App and web page records ▸
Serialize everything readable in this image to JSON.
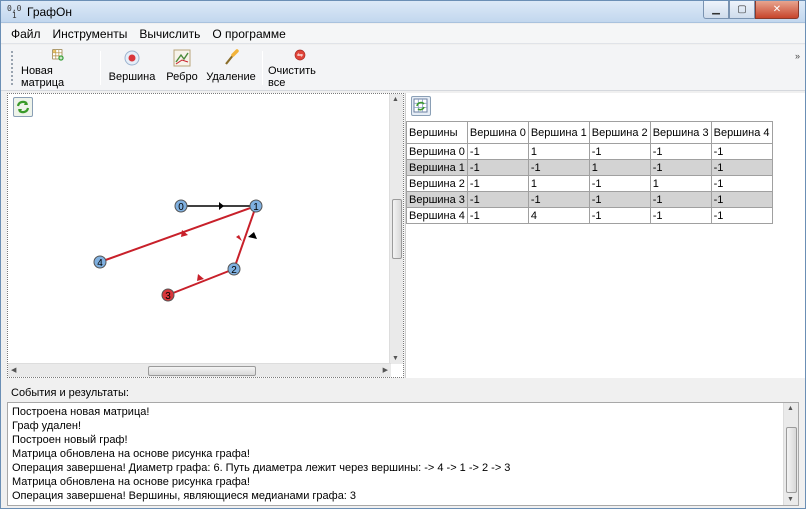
{
  "window": {
    "title": "ГрафОн",
    "icon_text": "0,0\n  1"
  },
  "menu": [
    {
      "label": "Файл"
    },
    {
      "label": "Инструменты"
    },
    {
      "label": "Вычислить"
    },
    {
      "label": "О программе"
    }
  ],
  "toolbar": {
    "new_matrix": "Новая матрица",
    "vertex": "Вершина",
    "edge": "Ребро",
    "delete": "Удаление",
    "clear_all": "Очистить все",
    "overflow": "»"
  },
  "graph": {
    "vertices": [
      {
        "label": "0"
      },
      {
        "label": "1"
      },
      {
        "label": "2"
      },
      {
        "label": "3"
      },
      {
        "label": "4"
      }
    ],
    "colors": {
      "path": "#c8202a",
      "edge": "#000000",
      "vertex_fill": "#7fb0e0",
      "vertex_highlight": "#d9363b"
    }
  },
  "matrix": {
    "header": [
      "Вершины",
      "Вершина 0",
      "Вершина 1",
      "Вершина 2",
      "Вершина 3",
      "Вершина 4"
    ],
    "rows": [
      {
        "name": "Вершина 0",
        "cells": [
          "-1",
          "1",
          "-1",
          "-1",
          "-1"
        ]
      },
      {
        "name": "Вершина 1",
        "cells": [
          "-1",
          "-1",
          "1",
          "-1",
          "-1"
        ]
      },
      {
        "name": "Вершина 2",
        "cells": [
          "-1",
          "1",
          "-1",
          "1",
          "-1"
        ]
      },
      {
        "name": "Вершина 3",
        "cells": [
          "-1",
          "-1",
          "-1",
          "-1",
          "-1"
        ]
      },
      {
        "name": "Вершина 4",
        "cells": [
          "-1",
          "4",
          "-1",
          "-1",
          "-1"
        ]
      }
    ]
  },
  "events": {
    "label": "События и результаты:",
    "lines": [
      "Построена новая матрица!",
      "Граф удален!",
      "Построен новый граф!",
      "Матрица обновлена на основе рисунка графа!",
      "Операция завершена! Диаметр графа: 6. Путь диаметра лежит через вершины: -> 4 -> 1 -> 2 -> 3",
      "Матрица обновлена на основе рисунка графа!",
      "Операция завершена! Вершины, являющиеся медианами графа: 3"
    ]
  }
}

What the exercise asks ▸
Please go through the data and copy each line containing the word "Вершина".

Your response ▸
    "vertex": "Вершина",
      "Вершина 0",
      "Вершина 1",
      "Вершина 2",
      "Вершина 3",
      "Вершина 4"
        "name": "Вершина 0",
        "name": "Вершина 1",
        "name": "Вершина 2",
        "name": "Вершина 3",
        "name": "Вершина 4",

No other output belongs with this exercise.